Erik Horne on the OKC Blue signing KJ McDaniels: “The Oklahoma City Blue announced it retained the returning player rights of K.J. McDaniels from the Grant Rapids Drive on Monday in exchange for the returning player rights of Daniel Hamilton and its first-round draft pick. McDaniels, a 6-foot-6, 205-pound guard, averaged 16.2 points, 7.1 rebounds and 1.1 assists in 27.4 minutes per game for the Drive last season. McDaniels has played in 148 career NBA games with Philadelphia, Houston and Brooklyn, averaging 5.3 points and 2.2 rebounds per game. McDaniels last played in the NBA in 2016-17 with Brooklyn, but made $100,000 with Toronto last season.”
ESPN has Steven Adams has the 47th best player in the NBA in 2018-19: “In the ever-evolving NBA, Adams doesn’t fit the mold for a big man. He’s a brute, setting vicious screens and playing with a raw physicality. But he doesn’t shoot anything outside of eight feet and doesn’t handle the ball unless he’s giving it right back to a playmaker. He is probably the best offensive rebounder in the game, a top-level pick-and-roll finisher and about as unselfish and self-deprecating as they come, making him a near perfect teammate for Russell Westbrook.”
David Aldridge (NBA.com) on Andre Roberson preparing for a fresh start after injury: “The 26-year-old Roberson will be with the team when camp begins. He has been with the Thunder all summer and been on the floor doing drill work and shooting, though he is not yet cleared for either contact work or five on five play. The Thunder will obviously be conservative with him as he nears his return to play. But the important part is that Roberson is progressing toward a return. It’s simple: OKC craters defensively when he isn’t on the court. When Roberson was on the court last season, the Thunder’s Defensive Rating was 96.4. When he was off the floor, that number soared to 107.6.”

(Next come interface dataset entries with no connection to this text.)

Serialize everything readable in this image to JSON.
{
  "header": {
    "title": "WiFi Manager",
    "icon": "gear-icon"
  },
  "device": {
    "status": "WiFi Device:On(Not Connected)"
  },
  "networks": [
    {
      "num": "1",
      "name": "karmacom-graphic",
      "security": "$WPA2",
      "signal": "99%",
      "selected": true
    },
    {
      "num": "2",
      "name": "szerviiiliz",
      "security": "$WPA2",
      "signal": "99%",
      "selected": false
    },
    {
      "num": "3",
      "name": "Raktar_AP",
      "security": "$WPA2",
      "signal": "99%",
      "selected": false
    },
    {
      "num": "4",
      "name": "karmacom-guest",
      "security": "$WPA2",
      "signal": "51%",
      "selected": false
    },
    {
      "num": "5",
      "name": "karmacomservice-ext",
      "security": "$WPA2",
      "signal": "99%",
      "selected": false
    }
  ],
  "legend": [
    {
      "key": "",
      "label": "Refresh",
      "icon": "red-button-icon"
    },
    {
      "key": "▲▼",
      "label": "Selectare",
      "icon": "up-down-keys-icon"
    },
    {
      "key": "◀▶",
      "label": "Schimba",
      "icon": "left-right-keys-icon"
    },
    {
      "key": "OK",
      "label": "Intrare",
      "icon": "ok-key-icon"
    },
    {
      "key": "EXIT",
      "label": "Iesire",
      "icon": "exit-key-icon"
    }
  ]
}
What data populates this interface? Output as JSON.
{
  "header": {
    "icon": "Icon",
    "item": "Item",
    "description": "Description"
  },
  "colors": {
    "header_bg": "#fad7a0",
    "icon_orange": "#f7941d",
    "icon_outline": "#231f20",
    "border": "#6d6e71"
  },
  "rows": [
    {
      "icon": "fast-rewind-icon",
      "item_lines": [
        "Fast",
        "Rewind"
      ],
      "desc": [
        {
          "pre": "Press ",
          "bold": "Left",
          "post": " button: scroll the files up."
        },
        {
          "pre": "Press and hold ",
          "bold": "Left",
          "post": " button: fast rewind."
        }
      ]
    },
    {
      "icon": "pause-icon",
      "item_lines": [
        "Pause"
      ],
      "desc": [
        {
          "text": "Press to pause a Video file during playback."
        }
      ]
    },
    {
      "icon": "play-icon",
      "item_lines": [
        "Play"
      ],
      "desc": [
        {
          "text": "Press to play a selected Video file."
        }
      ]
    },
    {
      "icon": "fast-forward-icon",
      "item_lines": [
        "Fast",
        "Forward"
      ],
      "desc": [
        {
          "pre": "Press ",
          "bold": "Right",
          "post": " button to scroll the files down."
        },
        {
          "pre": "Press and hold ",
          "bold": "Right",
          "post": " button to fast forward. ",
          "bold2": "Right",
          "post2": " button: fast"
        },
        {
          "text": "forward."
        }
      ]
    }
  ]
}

Nick Gallo on the growth and importance of Steven Adams: “If Adams takes another step forward this offseason, the Thunder will feel quite confident in its ability to make a charge at the top of the Western Conference. Much like Collison in years past, part of Adams’ duty is to be the quarterback of the defense, talking out coverages to his four teammates on the floor throughout the possession. Last season, there were bouts of inconsistency that struck the team in injurious ways – preventing the group from getting enough stops to win. “It just comes down to our chemistry,” Adams said. “Obviously, if you play long enough with a player, you understand their tendencies and whatnot – all those small different things, especially on the defensive end.” Adams’ focus in 2018-19 is to help build a defensive cohesion within the system that is lasting and can be replicated on a night to night basis through energy and effort. At the heart of everything on both ends, Adams’ presence and his natural energy can keep everyone on the same page to get the job done – possession by possession.”
Robby Kalland (Dime Magazine) on the Thunder’s falling projected win total: “Not too much has changed over the last month in terms of who is on the 30 rosters, but heavy action, injury updates, and more have caused some numbers to rise and fall over the past month. The biggest risers from Aug. 5 to now at Westgate are the Bulls, up 2.5 games from 27.5 to 30, and the Rockets, Spurs, and Celtics, each up 1.5 games from open. The biggest drops have come for the Thunder, down 2 games from 50.5 to 48.5, the Grizzlies, down 1.5 games, and the Knicks, down 1 game. Many teams have stayed pat or moved slightly, with most movements going towards the Over, unsurprisingly as most fans bet optimistically about their team.”
Jeff Siegel (Forbes) on the NBA’s updated projections for future salary caps: “The NBA has released new salary cap projections to their teams, The Athletic’s Shams Charania reported Monday night. The latest projections don’t move the cap for the 2019-20 season, but both the cap and luxury tax threshold were raised by $2 million for the 2020-21 season over the last projections, which were reportedly released to teams at the end of June, when the 2018-19 numbers were finalized. Every change in the projected salary cap updates maximum contracts, the various over-the-cap exceptions, and a host of other details teams have to know inside and out to navigate the unpredictable world of free agency. It has to be noted at the beginning of any conversation about the 2020 salary cap that the league office has been notoriously inaccurate in their financial projections more than one year in advance. As one can imagine, predicting how all thirty teams will spend their available money over the next two years is nearly impossible, to say nothing of projecting Basketball Related Income between now and July 2020.”
Around the League: The Clippers have hired SI writer Lee Jenkins…. Kevin Durant wants to play in Los Angeles — for the Rams…. Marcus Smart pays tribute to his mom after losing her battle with cancer…. The Spurs have hired Brent Barry to a front office position…. NBA players react to Dwyane Wade returning…. Five teams that could target a Jimmy Butler trade…. Does Daryl Morey have one more trick up his sleeve?